Of course there are necessary times when you do need to check your phone (work emails/keeping in touch with family overseas/directions etc.) however when it’s not I urge you to leave the phone alone and be present in every moment taking place in your life. Those few changes made huge positive impacts for me, and after you read this I challenge you to seeing if you can go without checking your phone for one hour. Think that’s easy? Make it two. It might be hard, but it’s worth it.

 

About the author
Megan Luscombe is a professional life and wellness coach at Starting Today Coaching. Melbourne based, Megan assists her clients in making positive transformations in their personal life, relationships and careers. Follow her on Facebook and Twitter.

 

We’d love to hear from you – if you have a question or comment, please drop us a line in the comments box below, or find us on FACEBOOK or TWITTER.

Does doubt mean don’t?

Does doubt mean don’t?

I can almost guarantee the majority of you reading this would agree with the question posed. We are repeatedly conditioned to believe that having doubt means ‘don’t’.  Be it from early childhood or adulthood, social media or those around us, we learn that experiencing feelings of doubt means the decision we are about to make must mean something’s wrong.

As a life and wellness coach, I encounter many layers of doubt and the uncertainly that holds us back and have learned that doubt is often mistaken as  ‘gut feelings/intuition’. However, when broken down we can also refer to doubt as fear, fear of making the wrong decision.

I frequently encounter three types of fears that we meet throughout life; they are ‘What If?’, ‘Rock the Boat’ and ‘It’s Time to Go’ fears.

‘What If’ fears typically sound like ‘What if I’m not good enough?’ ‘What if I’m doing something that isn’t worth it in the long run?’ or the reoccurring question ‘What if I’m feeling like this because he/she isn’t the one?’ These fears are future based and generally focus on something that is unknown to the individual and are rather illogical.  Most individuals will come across these fears during their lives, however the more self-examining a person typically is, the more ‘What If’ fears are present.

‘Rock the Boat’ fears exist when we don’t want to do something in trepidation of the consequence. These are things like not telling someone they’ve hurt your feelings or disappointed you when they consistently cancel plans or make a casual comment that you’ve taken personally. You may let it slide because you’re nervous they’ll end the friendship or because it’s easier to keep the peace. Or maybe you’ve not stood up to your boss when they set an unrealistic expectation out of fear you’ll be labeled undedicated or uncooperative.  Maybe you’ve not told your significant other how hurt you felt over an action or remark they made in fear of not wanting to start an argument.

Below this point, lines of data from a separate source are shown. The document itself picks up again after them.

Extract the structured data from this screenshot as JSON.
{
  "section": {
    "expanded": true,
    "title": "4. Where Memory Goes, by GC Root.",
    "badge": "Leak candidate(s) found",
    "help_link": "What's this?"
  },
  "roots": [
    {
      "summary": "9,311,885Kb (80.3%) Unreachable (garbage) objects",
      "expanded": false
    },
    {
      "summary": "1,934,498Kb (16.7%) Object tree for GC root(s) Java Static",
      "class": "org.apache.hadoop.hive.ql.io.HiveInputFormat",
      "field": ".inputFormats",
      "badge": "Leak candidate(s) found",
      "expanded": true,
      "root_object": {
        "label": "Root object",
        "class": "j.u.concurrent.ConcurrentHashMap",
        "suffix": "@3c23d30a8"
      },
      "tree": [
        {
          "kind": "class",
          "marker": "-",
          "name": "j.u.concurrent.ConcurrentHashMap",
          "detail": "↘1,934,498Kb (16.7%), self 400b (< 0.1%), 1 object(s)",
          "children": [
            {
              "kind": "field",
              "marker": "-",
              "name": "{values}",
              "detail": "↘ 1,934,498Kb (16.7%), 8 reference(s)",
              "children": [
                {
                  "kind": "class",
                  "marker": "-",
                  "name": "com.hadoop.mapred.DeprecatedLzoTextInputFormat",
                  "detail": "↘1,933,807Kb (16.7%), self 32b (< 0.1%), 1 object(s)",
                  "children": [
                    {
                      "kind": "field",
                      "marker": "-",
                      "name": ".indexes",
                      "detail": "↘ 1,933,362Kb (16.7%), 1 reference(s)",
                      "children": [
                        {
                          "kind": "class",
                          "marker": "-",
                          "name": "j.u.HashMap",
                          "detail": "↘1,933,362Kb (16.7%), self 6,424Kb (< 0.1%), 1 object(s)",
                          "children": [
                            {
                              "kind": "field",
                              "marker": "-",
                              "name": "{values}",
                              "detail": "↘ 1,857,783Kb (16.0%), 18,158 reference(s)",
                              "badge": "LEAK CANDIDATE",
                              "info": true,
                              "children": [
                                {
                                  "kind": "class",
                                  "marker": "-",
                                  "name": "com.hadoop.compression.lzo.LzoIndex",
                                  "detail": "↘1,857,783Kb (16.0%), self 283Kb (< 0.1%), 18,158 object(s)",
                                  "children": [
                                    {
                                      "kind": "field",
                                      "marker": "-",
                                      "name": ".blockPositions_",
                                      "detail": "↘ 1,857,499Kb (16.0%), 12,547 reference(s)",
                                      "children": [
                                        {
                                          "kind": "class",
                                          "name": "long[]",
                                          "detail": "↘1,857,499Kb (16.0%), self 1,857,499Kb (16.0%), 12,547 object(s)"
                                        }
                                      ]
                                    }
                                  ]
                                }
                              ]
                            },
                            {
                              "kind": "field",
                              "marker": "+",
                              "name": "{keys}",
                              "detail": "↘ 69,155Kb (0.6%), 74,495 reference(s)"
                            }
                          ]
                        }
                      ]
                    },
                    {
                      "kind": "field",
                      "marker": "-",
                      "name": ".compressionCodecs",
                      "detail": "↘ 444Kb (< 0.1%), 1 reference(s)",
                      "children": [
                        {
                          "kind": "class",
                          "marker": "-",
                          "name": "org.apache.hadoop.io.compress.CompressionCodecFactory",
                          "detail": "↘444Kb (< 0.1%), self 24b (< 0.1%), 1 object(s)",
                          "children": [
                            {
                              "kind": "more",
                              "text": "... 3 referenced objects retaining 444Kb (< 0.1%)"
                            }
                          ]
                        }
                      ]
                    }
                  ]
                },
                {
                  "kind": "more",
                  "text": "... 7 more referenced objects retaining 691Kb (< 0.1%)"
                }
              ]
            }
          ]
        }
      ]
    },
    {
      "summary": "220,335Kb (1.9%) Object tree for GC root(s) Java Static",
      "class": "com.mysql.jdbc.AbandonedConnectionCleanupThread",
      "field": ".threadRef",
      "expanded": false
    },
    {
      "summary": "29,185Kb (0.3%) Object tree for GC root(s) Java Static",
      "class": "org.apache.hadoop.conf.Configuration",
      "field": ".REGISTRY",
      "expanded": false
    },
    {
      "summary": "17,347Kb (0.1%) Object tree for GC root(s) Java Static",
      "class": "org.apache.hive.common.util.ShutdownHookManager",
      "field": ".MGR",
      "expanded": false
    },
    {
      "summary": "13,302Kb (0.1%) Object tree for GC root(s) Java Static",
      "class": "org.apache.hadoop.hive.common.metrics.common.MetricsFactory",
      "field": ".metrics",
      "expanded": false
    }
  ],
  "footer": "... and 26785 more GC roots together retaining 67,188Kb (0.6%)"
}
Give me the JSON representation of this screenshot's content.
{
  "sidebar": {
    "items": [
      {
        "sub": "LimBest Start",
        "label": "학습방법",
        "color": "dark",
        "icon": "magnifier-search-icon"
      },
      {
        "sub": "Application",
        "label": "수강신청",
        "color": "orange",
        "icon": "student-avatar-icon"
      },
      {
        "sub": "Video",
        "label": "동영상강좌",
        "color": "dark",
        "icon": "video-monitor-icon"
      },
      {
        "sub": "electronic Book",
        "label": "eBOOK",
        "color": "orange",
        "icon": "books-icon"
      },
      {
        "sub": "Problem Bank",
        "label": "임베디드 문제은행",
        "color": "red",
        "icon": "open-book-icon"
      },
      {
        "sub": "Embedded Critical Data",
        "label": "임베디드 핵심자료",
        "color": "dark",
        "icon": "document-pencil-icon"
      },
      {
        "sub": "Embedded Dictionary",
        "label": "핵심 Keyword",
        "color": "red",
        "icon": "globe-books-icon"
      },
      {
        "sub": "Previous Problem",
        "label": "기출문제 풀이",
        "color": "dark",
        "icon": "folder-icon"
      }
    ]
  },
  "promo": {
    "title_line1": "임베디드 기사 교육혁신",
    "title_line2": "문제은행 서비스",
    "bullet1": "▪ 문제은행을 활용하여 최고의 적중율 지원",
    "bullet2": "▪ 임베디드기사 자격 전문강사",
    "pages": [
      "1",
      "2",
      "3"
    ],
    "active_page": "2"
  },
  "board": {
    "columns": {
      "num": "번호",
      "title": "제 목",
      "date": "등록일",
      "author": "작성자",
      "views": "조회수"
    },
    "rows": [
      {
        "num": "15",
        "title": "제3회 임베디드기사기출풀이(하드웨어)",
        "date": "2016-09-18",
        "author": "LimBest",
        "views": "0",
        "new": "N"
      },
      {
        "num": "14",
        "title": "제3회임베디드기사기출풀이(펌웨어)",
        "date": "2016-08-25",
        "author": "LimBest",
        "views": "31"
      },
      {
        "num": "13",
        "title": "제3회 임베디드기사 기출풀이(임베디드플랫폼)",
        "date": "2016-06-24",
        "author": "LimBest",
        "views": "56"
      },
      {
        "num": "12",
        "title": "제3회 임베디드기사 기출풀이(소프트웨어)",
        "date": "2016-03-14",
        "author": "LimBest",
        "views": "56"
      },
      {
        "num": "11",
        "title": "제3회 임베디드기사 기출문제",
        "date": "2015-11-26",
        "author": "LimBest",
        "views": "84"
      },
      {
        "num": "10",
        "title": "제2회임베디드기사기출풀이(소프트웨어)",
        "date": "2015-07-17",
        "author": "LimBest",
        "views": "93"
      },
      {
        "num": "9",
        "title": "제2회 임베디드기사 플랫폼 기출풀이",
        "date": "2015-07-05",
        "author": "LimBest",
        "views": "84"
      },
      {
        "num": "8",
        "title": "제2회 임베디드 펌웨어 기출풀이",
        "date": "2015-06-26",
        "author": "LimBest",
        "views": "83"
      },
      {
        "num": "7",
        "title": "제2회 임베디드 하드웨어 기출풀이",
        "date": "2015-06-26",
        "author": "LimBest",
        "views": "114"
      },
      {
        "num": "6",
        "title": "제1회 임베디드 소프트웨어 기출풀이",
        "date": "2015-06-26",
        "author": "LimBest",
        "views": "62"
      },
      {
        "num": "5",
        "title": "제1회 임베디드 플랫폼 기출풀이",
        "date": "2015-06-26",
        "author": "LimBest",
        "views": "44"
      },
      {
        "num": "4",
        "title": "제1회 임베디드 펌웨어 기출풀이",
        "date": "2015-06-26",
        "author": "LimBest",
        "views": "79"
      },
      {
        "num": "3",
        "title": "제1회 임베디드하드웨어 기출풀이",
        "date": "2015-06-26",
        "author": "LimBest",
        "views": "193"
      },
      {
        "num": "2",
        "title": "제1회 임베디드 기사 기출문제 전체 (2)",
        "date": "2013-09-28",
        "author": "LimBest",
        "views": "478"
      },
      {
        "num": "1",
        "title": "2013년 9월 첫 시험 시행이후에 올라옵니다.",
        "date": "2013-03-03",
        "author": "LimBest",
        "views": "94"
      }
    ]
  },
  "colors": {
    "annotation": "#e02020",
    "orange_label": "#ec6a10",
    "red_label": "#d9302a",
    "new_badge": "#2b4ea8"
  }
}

By not wanting to ‘Rock the Boat’ these fears ultimately make an individual say ‘No’ to what they want in favour of pleasing others.

Lastly, ‘It’s Time to Go’ fears are red flags and don’t accompany an internal question as they’re immediate and logical. Red flag fears can be entering into or participating in something that goes against your core values or situations where your personal safety is at risk or in danger. These situations are your body’s ‘fight or flight mode’ and are easily identifiable.

Doubt/fear needn’t be controlling and can serve positive purpose, leading to many significant constructive transformations (personal and professional). Whenever fear based thoughts creep in I urge you to challenge them until you understand them, but also permit yourself to leave ‘Red Flag’ situations.

Remember, every doubt/fear allows you the opportunity to discover more about yourself and what it is you truly want which adds up to living a life of your creation!

About the author
Megan Luscombe is a professional life and wellness coach at Starting Today Coaching.  Melbourne based, Megan assists her clients in making positive transformations in their personal life, relationships and careers. Follow her on Facebook.

 

We’d love to hear from you – if you have a question or comment, please drop us a line in the comments box below, or find us on FACEBOOK or TWITTER.